- EXERCISE DETAILS
Where the records below have a line with "استان", that line is to be copied.

- DATA SHOWN
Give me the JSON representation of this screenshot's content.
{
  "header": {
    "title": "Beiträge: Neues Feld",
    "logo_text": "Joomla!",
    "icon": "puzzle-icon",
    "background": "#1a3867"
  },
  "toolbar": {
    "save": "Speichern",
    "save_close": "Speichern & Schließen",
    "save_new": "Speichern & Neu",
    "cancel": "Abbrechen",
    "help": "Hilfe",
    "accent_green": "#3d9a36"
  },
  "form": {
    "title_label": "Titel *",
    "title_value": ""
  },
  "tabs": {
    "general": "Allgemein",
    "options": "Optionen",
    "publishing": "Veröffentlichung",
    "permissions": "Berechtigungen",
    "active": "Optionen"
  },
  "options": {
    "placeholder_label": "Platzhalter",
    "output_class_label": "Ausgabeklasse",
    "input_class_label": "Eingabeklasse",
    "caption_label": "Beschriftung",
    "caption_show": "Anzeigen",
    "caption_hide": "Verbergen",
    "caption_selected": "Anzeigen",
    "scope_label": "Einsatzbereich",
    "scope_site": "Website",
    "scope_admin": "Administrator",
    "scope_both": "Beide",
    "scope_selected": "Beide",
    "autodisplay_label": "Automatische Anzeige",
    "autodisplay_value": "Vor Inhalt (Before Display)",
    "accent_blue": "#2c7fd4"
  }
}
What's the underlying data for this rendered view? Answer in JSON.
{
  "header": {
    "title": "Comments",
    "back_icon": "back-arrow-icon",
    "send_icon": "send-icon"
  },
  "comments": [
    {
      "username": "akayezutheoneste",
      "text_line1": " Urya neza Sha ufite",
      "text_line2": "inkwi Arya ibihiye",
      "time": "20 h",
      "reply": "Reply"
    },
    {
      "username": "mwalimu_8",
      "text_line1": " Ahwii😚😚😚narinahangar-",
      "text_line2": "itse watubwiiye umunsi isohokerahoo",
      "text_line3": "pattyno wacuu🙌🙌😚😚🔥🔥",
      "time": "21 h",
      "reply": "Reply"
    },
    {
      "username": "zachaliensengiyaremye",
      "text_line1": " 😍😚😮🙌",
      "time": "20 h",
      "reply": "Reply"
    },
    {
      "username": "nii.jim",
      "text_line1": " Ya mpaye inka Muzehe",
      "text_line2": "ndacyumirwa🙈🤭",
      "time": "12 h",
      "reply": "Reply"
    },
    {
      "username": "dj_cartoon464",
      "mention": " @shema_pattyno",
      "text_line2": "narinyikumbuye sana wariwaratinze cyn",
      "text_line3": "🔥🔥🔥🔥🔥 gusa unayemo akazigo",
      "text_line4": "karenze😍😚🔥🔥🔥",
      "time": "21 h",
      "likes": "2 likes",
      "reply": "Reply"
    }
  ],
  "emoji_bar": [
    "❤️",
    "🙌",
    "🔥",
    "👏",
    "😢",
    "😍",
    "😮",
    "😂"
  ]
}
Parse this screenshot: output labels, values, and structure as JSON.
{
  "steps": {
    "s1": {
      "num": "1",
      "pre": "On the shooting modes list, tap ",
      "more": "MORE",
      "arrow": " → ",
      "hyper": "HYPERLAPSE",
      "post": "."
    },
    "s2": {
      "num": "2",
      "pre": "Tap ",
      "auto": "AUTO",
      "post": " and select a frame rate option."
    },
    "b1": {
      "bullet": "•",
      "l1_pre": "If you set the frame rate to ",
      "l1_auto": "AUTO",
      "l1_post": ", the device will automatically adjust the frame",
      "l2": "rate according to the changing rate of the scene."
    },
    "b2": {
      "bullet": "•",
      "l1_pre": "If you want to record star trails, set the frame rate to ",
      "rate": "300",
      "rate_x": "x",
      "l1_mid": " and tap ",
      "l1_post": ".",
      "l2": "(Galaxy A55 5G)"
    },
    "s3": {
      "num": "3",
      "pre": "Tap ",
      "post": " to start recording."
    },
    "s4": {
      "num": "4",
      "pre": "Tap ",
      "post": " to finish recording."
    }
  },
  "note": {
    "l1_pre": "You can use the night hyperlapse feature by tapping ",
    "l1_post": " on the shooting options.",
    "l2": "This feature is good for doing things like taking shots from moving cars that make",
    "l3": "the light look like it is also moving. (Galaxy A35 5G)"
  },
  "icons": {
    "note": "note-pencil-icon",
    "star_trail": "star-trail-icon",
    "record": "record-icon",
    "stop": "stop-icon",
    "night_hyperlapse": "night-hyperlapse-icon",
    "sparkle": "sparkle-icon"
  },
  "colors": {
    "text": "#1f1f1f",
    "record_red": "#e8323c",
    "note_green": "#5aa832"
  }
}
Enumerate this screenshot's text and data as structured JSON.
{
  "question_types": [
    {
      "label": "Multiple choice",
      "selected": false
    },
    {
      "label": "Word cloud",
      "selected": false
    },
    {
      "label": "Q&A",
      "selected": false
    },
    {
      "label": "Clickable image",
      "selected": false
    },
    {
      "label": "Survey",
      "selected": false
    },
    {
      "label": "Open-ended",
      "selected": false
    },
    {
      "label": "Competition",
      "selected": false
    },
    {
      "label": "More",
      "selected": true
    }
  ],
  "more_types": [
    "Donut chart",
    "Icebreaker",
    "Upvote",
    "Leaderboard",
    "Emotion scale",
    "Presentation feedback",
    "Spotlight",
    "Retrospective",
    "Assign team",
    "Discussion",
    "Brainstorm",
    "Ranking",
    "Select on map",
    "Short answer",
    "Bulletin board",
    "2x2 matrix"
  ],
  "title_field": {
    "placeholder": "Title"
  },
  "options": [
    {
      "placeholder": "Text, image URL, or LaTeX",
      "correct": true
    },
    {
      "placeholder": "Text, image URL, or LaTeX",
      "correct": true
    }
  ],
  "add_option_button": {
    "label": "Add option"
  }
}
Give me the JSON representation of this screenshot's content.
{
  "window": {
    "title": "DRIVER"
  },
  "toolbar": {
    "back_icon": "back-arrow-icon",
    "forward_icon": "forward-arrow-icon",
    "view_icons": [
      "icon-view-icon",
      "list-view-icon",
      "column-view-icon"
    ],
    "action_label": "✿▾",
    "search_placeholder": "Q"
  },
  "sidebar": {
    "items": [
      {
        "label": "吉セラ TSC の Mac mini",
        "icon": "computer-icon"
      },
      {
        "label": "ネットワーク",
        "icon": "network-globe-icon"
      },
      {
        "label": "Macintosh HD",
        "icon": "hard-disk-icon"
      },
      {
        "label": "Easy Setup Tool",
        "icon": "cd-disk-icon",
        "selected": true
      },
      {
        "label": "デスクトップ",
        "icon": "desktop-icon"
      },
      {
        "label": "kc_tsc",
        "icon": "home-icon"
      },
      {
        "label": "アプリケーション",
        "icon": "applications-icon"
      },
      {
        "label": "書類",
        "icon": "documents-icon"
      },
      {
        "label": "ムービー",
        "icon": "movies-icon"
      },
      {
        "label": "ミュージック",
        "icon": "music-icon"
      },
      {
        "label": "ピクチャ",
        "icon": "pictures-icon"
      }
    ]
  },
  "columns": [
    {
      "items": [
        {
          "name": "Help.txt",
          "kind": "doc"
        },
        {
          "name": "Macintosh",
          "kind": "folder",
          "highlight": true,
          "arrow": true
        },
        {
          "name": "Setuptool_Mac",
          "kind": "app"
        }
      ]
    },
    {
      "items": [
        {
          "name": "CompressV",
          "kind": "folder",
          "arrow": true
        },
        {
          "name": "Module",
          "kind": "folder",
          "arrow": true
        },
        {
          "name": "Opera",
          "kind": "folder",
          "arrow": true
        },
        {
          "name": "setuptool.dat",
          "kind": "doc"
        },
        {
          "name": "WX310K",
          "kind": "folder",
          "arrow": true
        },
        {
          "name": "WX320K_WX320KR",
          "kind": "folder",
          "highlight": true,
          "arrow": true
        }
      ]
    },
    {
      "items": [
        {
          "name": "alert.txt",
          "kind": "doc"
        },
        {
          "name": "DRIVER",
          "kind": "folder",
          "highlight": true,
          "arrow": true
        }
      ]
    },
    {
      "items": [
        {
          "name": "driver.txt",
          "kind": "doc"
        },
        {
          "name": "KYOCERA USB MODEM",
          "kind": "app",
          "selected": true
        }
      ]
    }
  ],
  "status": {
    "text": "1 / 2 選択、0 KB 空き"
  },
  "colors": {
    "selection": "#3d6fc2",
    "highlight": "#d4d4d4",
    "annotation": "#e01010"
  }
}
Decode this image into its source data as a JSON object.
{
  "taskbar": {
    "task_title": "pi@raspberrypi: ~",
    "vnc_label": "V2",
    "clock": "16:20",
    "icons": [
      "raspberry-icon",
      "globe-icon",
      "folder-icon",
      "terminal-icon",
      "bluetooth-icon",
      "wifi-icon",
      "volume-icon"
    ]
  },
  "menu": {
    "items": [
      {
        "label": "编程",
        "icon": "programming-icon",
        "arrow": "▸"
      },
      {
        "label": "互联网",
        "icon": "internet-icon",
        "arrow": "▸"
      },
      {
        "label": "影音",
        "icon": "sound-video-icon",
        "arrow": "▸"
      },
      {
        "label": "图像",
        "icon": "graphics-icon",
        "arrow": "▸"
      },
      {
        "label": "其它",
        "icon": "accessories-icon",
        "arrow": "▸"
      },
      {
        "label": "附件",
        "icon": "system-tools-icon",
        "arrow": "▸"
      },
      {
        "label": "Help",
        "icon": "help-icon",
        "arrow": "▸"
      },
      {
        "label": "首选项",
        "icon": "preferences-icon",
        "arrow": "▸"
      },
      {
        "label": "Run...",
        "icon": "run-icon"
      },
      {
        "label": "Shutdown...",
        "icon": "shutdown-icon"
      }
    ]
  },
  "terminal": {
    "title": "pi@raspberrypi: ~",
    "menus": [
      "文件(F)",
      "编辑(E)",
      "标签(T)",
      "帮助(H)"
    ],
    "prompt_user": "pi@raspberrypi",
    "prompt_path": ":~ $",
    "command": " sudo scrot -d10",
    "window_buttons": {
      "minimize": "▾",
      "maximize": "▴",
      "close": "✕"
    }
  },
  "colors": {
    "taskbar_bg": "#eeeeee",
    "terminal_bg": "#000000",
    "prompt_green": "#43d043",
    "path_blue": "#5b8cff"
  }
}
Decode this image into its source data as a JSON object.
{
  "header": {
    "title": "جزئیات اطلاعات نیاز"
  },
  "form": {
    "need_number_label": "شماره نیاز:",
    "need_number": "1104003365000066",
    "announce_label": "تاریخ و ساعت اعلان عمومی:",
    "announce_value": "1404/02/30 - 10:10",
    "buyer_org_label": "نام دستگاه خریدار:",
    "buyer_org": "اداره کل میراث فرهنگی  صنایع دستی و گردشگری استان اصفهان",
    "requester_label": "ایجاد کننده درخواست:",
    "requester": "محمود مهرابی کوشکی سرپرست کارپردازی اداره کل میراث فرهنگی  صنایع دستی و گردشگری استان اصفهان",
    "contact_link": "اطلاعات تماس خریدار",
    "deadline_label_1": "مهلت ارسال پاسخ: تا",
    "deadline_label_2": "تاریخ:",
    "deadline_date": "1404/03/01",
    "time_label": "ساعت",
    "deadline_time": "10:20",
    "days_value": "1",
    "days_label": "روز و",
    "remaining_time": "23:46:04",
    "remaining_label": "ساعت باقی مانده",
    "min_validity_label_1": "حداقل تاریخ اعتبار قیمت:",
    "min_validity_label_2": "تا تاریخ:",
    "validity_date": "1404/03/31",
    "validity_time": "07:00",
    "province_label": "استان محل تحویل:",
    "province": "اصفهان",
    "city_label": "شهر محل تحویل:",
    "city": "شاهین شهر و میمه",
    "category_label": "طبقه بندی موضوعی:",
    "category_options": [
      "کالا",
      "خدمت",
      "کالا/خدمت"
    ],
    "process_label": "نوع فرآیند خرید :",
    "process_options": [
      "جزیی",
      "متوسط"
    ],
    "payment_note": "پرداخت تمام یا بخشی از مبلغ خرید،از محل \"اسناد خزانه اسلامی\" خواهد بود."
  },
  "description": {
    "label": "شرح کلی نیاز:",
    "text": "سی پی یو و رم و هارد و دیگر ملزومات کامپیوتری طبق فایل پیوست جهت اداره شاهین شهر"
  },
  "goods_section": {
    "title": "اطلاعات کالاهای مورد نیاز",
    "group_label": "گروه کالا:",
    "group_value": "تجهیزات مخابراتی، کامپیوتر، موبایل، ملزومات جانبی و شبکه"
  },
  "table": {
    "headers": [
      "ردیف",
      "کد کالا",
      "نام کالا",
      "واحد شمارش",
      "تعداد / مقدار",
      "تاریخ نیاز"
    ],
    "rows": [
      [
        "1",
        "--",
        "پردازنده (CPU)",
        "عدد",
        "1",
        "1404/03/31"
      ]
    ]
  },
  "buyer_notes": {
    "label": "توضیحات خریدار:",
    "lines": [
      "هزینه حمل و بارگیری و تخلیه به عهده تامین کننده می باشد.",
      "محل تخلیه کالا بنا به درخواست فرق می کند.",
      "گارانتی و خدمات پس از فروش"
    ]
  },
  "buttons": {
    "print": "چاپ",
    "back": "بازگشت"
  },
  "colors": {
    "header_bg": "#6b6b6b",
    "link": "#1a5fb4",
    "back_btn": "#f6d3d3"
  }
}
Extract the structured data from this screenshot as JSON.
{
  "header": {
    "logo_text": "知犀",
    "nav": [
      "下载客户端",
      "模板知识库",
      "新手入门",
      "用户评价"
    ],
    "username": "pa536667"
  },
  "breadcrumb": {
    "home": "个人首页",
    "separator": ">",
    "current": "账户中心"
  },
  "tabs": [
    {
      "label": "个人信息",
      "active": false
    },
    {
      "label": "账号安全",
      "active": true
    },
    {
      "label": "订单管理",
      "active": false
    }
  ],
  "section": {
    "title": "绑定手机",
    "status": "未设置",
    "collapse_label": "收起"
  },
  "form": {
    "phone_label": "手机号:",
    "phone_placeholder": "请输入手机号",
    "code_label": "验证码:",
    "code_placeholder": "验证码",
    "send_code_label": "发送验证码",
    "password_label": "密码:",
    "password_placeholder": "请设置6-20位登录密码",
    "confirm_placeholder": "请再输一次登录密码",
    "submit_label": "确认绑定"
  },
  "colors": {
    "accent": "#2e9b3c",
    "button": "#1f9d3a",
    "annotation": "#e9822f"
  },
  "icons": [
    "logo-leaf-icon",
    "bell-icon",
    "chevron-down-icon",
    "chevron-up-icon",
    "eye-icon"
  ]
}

- PROBLEM SOLUTION
    "buyer_org": "اداره کل میراث فرهنگی  صنایع دستی و گردشگری استان اصفهان",
    "requester": "محمود مهرابی کوشکی سرپرست کارپردازی اداره کل میراث فرهنگی  صنایع دستی و گردشگری استان اصفهان",
    "province_label": "استان محل تحویل:",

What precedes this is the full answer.